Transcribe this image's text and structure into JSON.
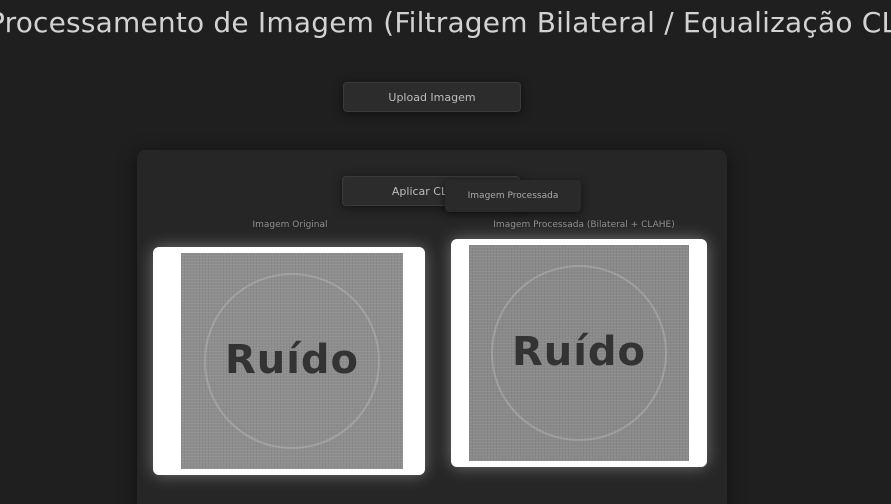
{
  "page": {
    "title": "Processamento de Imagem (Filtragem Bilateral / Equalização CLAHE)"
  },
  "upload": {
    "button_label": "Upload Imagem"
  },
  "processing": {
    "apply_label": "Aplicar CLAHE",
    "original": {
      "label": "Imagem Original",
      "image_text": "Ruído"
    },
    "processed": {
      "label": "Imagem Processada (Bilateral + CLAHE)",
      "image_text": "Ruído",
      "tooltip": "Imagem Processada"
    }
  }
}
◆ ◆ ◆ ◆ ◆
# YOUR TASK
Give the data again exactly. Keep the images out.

# SOLUTION TO THE PROBLEM
Transcribe this image's text and structure into JSON.
{
  "page": {
    "title": "Processamento de Imagem (Filtragem Bilateral / Equalização CLAHE)"
  },
  "upload": {
    "button_label": "Upload Imagem"
  },
  "processing": {
    "apply_label": "Aplicar CLAHE",
    "original": {
      "label": "Imagem Original",
      "image_text": "Ruído"
    },
    "processed": {
      "label": "Imagem Processada (Bilateral + CLAHE)",
      "image_text": "Ruído",
      "tooltip": "Imagem Processada"
    }
  }
}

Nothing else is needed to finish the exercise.